Dan said...

See Each year has a graph showing total new supplies:

2005: 4 million barrels/day
2006: 4
2007: 3.5
2008: 7
2009: 5
2010 4

So 2008 is up a few million barrels per day (supposedly), from the 2007 situation which supposedly was of little or no excess production capacity. How much time does 3 million extra barrels/day buy us before capacity is again even with demand? 1 year? 2, maybe, before demand grows to the break even point? So I think there is more to this story. But you know, the data could be suspect too. Who generates the data and what are their interests in publicizing it?

bw said...

The data was gathered by

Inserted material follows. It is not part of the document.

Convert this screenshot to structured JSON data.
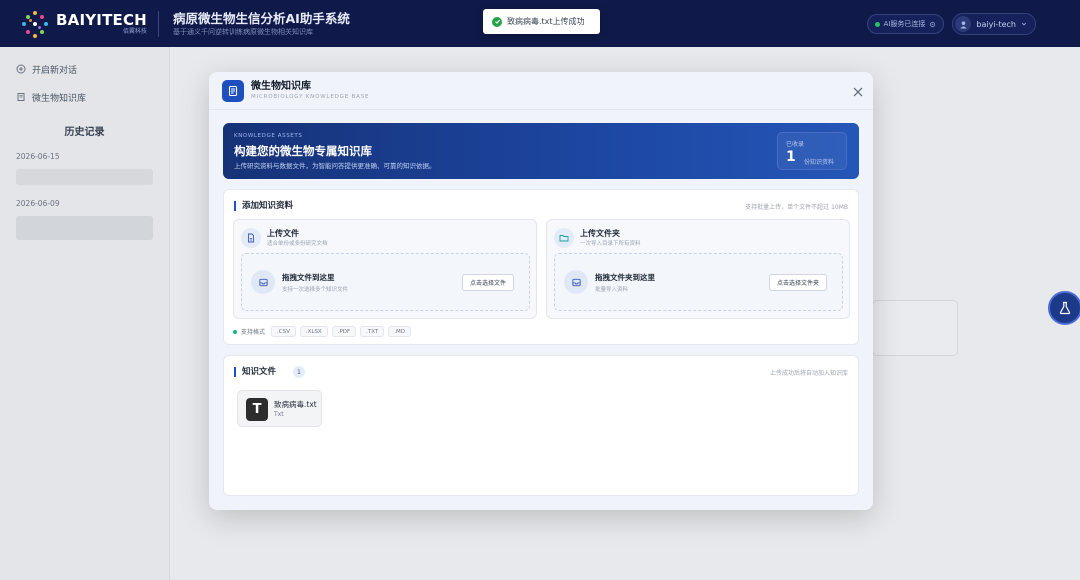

1. Samuel Foucher
2. Stuart Staniford
3. Tony Eriksen
4. Publicus 21:07, 10 December 2007 (UTC)
5. Phil Hart (talk) 06:10, 21 December 2007 (UTC)

The megaprojects taskforce.
Staniford writes for theoildrum and I think seekingalpha.

They got the info from reviewing 60-100 reports from the major oil companies. I got some new info by looking at the latest press and reporting on the biggest of the big in 2008 and 2009.

2009 shows it should also be adding 7 million b/d

bw said...

Dan it is another way to look at it as a theory that 3 million to 3.5 million b/d from megaprojects is needed to offset decline in production + small projects.

If decline is 4-5 million b/d and small projects is 1 to 2 million b/d then between 2 to 3 million b/d is needed to offset decline.

al fin said...

Very nice, Brian.

It looks as if production will barely keep up with demand, while keeping prices in the $100 bbl range.

It will take 5-10 years for the big investments in solar and biomass to start kicking in. Perhaps Craig Venter and his competitors will be able to show some progress in synth-bio and bio-energy by then as well.

Oil doesn't have to last forever. Just long enough for alternatives to begin kicking in fast and strong enough to support most of the infrastructure of civilisation.

Within 20 years, some of the miracles of nanotechnology should begin to hit the market.

Dan said...

Ok, so the bottom line as you see it is that the Hubbert Peak folks (and their Web sites) should just pack up and go away because we're just not there yet. As long as prices stay high (and they will) production will increase, at least until the high prices enable alternative sources of energy to mature to the point that they can take up the slack when peak oil finally does (yawn) wander by.

bw said...

It is worth keeping an eye on it.

We are past really cheap oil.
Plus there is peak lite where growing demand (from developed countries, China, India) pressures even modestly growing supplies.

Plus we should not be relaxed about it. If some of the big sources experience problems (say Iran from being attacked by the US or Nigeria with more unrest) plus there should not be messing around with ineffective policies.

But I think the talk about past peak and extreme decline is overdone.

Américain à Paris said...

Hi Dan,

Your forecast was horribly off. World oil production averaged 81.8 billion barrels per day. That includes shale oil and tar sands.